## EXERCISE REQUIREMENTS
Return the records below exactly; pictures stay out.

Dataset rows for apps and sites:
[Start of section]

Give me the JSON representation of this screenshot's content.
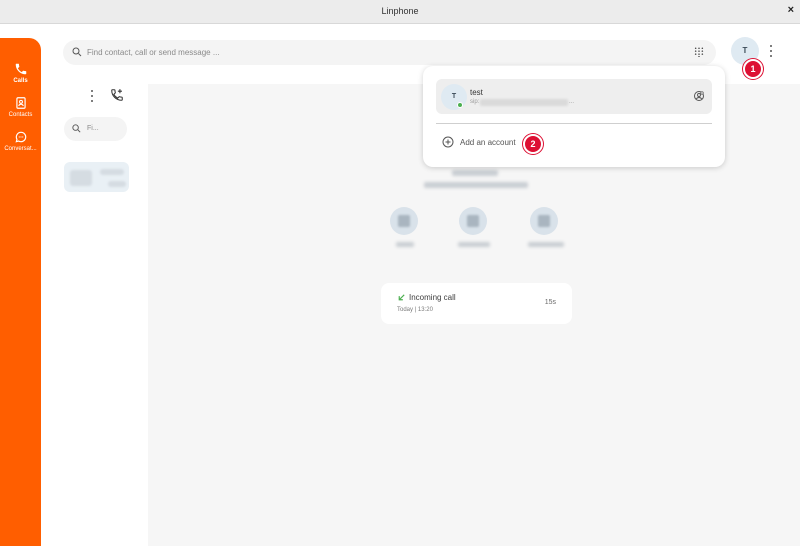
{
  "window": {
    "title": "Linphone",
    "close_label": "×"
  },
  "nav": {
    "items": [
      {
        "label": "Calls",
        "icon": "phone-icon",
        "active": true
      },
      {
        "label": "Contacts",
        "icon": "contacts-icon",
        "active": false
      },
      {
        "label": "Conversat...",
        "icon": "chat-icon",
        "active": false
      }
    ]
  },
  "topbar": {
    "search_placeholder": "Find contact, call or send message ...",
    "avatar_initial": "T",
    "badge_1": "1"
  },
  "list": {
    "search_placeholder": "Fi..."
  },
  "call_card": {
    "type": "Incoming call",
    "date": "Today | 13:20",
    "duration": "15s"
  },
  "account_popup": {
    "account": {
      "initial": "T",
      "name": "test",
      "address_prefix": "sip:",
      "address_suffix": "..."
    },
    "add_account_label": "Add an account",
    "badge_2": "2"
  },
  "colors": {
    "brand": "#ff5e00",
    "badge": "#dd1033",
    "status_online": "#4caf50",
    "call_incoming": "#4caf50"
  }
}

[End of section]

## FINISHED TASK
Give me the JSON representation of this screenshot's content.
{
  "window": {
    "title": "Linphone",
    "close_label": "×"
  },
  "nav": {
    "items": [
      {
        "label": "Calls",
        "icon": "phone-icon",
        "active": true
      },
      {
        "label": "Contacts",
        "icon": "contacts-icon",
        "active": false
      },
      {
        "label": "Conversat...",
        "icon": "chat-icon",
        "active": false
      }
    ]
  },
  "topbar": {
    "search_placeholder": "Find contact, call or send message ...",
    "avatar_initial": "T",
    "badge_1": "1"
  },
  "list": {
    "search_placeholder": "Fi..."
  },
  "call_card": {
    "type": "Incoming call",
    "date": "Today | 13:20",
    "duration": "15s"
  },
  "account_popup": {
    "account": {
      "initial": "T",
      "name": "test",
      "address_prefix": "sip:",
      "address_suffix": "..."
    },
    "add_account_label": "Add an account",
    "badge_2": "2"
  },
  "colors": {
    "brand": "#ff5e00",
    "badge": "#dd1033",
    "status_online": "#4caf50",
    "call_incoming": "#4caf50"
  }
}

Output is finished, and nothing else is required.